I always have projects in the works, such as the 30th anniversary rengay anthology (I wrote the first rengay with Garry Gay back in 1992), an anthology celebrating the first 20 years of Tanka Society of America tanka contests, the overdue 2021 Haiku North America conference anthology, a reprint (with an extensive new introduction) of Eric Amann’s The Wordless Poem, a tenth-anniversary edition (expanded) of Tidepools, an anthology celebrating the annual haiku retreats on Gabriola Island in British Columbia, and an expanded reprint of Hammerhorn Lake, the first book of rengay, originally published in 1995. I sincerely hope I can finish all these projects (among others) in the year ahead, and continue expanding my Graceguts and Rengay websites. I am grateful for all site visitors and feel the most gratified if anything I’ve written benefits someone else, whether intellectually or emotionally. That’s the point of sharing haiku and haiku knowledge, it seems to me.
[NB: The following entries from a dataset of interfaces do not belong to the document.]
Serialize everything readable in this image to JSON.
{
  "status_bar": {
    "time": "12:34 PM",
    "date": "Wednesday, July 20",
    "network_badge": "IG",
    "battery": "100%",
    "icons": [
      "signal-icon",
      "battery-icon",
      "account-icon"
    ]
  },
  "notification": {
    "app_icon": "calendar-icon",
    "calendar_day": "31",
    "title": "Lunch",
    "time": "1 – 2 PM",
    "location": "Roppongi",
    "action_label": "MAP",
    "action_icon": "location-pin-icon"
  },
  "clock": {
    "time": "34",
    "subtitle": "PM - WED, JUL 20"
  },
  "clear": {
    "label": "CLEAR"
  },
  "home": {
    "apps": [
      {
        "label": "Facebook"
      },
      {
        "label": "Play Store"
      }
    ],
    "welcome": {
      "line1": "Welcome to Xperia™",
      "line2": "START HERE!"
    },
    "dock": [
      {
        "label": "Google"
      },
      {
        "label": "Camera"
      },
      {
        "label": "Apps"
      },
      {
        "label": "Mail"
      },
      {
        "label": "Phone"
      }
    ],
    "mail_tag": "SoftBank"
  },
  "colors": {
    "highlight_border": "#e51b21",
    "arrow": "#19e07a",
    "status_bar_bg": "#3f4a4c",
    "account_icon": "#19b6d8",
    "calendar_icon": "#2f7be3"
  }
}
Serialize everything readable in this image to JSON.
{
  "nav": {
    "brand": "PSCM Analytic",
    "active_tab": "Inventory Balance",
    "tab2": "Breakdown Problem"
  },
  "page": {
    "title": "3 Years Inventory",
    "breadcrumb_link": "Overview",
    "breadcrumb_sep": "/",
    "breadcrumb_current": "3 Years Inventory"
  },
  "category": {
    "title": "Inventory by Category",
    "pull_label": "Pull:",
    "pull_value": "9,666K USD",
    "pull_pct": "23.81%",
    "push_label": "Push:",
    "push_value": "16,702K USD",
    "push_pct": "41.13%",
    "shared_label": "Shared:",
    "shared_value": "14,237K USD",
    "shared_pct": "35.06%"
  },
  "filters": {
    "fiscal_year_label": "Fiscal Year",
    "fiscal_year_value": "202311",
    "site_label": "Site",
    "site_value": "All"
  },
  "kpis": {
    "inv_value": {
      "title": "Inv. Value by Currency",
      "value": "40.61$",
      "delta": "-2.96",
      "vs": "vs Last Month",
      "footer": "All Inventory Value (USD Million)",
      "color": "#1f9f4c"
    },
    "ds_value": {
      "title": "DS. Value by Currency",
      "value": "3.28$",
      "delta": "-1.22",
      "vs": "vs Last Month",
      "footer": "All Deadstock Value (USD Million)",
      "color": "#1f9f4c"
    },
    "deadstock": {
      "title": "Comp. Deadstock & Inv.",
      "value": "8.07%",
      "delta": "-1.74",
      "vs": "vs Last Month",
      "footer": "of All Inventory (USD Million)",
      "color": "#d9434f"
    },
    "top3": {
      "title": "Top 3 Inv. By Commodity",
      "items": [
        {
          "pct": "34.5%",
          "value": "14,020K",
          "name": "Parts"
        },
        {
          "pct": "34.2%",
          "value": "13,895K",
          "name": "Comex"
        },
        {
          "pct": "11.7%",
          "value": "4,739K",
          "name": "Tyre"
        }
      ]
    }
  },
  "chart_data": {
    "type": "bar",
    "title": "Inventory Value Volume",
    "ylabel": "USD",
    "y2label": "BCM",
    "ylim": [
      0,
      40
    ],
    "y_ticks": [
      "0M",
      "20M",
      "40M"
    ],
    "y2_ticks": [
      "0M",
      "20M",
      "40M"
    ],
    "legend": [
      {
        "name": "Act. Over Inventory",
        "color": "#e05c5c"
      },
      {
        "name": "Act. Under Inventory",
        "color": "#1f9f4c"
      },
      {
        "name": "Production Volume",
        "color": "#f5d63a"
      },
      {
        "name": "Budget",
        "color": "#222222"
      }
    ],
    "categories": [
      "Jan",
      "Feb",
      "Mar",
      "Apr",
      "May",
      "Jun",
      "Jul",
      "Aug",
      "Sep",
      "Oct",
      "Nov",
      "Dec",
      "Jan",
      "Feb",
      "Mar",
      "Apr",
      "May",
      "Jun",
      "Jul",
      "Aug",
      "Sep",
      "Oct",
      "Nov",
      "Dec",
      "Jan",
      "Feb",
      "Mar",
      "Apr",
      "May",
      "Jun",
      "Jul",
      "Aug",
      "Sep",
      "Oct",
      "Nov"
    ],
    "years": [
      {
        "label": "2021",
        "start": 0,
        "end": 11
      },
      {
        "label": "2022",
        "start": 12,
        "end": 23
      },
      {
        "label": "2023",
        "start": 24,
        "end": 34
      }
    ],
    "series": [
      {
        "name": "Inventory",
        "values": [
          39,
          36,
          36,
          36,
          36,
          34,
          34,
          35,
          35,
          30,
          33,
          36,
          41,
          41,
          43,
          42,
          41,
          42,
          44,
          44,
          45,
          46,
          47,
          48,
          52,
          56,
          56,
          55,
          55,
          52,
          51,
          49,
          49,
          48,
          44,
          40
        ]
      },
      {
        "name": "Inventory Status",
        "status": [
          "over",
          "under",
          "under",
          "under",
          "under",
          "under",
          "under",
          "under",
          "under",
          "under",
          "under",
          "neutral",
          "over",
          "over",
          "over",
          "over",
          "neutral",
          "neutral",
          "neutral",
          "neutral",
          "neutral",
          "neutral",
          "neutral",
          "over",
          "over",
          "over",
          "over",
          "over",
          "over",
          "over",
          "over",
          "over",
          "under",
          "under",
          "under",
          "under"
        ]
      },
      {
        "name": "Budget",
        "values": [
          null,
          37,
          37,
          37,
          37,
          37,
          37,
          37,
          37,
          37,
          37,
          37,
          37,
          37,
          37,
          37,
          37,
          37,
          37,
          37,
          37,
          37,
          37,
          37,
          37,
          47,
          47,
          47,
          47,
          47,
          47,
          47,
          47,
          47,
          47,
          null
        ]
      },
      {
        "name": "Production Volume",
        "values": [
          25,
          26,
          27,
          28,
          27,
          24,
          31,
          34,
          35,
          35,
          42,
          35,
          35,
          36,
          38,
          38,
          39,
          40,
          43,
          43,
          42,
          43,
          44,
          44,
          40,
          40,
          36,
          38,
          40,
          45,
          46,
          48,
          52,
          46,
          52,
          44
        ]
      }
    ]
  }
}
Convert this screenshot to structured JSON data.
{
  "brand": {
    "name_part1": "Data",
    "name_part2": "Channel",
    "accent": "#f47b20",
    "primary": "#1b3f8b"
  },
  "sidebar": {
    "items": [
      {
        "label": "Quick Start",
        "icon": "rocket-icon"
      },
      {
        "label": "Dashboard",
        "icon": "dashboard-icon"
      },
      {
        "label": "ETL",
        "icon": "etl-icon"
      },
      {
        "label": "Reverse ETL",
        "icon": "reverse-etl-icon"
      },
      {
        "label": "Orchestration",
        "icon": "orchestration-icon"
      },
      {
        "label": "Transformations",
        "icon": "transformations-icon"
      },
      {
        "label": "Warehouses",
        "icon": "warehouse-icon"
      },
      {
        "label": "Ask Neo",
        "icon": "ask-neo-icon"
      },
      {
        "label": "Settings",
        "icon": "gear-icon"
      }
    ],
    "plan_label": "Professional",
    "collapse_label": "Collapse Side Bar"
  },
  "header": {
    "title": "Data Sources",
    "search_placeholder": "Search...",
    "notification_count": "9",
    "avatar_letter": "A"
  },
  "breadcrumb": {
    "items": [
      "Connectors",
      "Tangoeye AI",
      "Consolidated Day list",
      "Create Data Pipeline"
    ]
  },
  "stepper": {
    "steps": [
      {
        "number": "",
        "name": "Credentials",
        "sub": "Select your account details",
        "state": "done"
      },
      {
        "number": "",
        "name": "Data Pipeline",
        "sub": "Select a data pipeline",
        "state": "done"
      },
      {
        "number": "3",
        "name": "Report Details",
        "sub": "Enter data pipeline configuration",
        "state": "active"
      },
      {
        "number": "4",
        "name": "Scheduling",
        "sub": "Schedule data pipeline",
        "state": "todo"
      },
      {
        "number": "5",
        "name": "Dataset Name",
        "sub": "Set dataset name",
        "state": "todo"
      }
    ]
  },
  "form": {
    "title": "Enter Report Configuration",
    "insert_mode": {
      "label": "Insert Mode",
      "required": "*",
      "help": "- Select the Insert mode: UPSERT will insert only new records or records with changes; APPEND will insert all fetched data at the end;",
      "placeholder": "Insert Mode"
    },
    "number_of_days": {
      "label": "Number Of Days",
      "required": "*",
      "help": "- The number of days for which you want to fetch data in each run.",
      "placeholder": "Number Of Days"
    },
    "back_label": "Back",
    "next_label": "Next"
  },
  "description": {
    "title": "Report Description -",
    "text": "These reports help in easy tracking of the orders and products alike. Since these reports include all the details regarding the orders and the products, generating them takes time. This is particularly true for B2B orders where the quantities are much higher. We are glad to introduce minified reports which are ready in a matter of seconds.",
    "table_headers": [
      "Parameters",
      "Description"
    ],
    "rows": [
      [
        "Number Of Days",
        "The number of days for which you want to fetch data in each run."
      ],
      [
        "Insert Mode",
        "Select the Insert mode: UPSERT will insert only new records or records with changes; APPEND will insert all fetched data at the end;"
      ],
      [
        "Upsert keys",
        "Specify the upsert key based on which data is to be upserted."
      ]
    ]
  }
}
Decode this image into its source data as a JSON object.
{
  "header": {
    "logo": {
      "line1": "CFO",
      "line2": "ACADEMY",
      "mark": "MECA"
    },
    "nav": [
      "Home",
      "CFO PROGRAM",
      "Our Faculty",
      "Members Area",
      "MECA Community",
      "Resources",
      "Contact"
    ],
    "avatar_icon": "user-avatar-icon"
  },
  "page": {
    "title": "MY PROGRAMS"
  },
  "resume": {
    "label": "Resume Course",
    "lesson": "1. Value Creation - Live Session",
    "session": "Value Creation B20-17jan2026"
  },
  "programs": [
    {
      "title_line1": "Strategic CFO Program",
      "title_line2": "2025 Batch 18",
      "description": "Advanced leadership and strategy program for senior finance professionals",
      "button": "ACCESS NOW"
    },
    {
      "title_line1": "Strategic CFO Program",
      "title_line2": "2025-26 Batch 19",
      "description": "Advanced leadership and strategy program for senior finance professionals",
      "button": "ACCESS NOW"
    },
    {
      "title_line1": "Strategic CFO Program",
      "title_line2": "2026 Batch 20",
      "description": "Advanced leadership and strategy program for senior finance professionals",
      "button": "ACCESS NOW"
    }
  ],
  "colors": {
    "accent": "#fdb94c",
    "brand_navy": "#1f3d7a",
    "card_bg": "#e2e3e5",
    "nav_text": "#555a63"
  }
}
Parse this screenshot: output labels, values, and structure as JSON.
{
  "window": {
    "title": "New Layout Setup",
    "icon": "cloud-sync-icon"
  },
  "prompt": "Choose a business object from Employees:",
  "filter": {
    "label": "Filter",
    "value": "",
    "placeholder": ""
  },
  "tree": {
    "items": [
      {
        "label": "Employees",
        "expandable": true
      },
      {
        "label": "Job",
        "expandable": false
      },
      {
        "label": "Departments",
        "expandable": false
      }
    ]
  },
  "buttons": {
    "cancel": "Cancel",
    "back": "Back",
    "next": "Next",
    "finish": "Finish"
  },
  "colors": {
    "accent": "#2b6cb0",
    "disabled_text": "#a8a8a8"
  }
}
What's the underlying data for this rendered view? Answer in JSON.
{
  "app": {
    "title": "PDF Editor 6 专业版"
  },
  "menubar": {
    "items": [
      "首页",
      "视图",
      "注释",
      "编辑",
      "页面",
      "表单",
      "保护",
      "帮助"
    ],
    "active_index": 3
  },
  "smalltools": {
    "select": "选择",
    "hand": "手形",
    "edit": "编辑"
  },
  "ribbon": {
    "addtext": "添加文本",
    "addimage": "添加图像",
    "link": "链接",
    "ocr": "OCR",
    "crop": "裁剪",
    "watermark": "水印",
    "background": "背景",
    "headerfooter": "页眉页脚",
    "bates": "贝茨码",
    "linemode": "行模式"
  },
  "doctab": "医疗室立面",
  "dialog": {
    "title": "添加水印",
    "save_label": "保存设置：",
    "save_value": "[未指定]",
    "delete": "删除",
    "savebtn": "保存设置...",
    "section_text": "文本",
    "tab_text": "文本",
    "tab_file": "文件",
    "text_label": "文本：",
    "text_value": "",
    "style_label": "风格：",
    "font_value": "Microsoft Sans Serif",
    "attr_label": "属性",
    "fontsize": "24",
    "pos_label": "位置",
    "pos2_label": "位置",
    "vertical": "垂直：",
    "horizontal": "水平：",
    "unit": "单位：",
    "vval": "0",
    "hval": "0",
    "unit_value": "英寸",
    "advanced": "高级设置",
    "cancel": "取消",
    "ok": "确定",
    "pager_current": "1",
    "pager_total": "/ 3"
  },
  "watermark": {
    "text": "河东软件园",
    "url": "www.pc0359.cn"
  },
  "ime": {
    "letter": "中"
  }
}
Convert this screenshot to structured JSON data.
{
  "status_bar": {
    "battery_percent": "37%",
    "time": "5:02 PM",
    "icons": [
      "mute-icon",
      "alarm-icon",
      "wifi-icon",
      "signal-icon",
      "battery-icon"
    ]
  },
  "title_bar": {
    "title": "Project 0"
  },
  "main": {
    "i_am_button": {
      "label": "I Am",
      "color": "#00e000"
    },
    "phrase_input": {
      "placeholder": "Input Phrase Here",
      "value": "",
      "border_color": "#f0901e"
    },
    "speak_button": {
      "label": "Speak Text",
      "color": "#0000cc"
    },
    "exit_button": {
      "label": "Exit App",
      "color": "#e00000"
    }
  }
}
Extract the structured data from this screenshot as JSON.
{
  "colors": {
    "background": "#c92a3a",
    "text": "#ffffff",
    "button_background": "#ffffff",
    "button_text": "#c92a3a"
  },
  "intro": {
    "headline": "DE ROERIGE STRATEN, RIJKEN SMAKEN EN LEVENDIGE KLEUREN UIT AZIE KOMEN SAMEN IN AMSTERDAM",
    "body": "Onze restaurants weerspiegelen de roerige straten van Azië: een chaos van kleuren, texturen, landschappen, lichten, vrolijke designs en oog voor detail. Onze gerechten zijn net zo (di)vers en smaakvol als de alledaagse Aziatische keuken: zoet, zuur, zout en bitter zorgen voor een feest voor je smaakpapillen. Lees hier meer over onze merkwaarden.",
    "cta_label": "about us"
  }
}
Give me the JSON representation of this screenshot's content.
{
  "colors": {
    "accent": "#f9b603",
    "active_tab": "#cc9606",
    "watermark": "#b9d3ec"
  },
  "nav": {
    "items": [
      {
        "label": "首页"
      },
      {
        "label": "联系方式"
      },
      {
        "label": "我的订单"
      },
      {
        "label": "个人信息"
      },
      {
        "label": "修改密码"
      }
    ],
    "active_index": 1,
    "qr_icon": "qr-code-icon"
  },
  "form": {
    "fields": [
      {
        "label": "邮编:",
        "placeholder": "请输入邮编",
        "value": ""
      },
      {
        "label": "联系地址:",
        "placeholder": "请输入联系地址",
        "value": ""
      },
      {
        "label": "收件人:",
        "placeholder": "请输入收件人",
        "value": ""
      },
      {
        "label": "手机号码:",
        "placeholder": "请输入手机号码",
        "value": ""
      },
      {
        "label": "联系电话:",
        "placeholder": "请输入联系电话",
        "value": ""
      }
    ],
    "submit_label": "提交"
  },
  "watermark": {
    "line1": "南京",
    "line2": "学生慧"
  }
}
What advice would you give upcoming haiku/senryu/tanka/haibun poets/writers?
Read a lot. Write a lot. Read more than you write. Trust your own voice (in other words, don’t “try”). Know the literature, as best you can. Be not afraid. And follow Mary Oliver: Pay attention, be astonished, and tell about it.
Thank you so much Michael for taking time out of a packed schedule to speak to The Wise Owl. We congratulate you on all the hard work you have done to make haiku and other related genres popular and acceptable outside Japan. We wish you the best in all your creative pursuits and endeavours.
Thank you for this opportunity, and I hope your readers are inspired to explore haiku and haibun if it happens to appeal to them. It’s not for everyone. As E. E. Cummings said, his poems weren’t for “mostpeople.” Haiku isn’t either, but it might just be for you.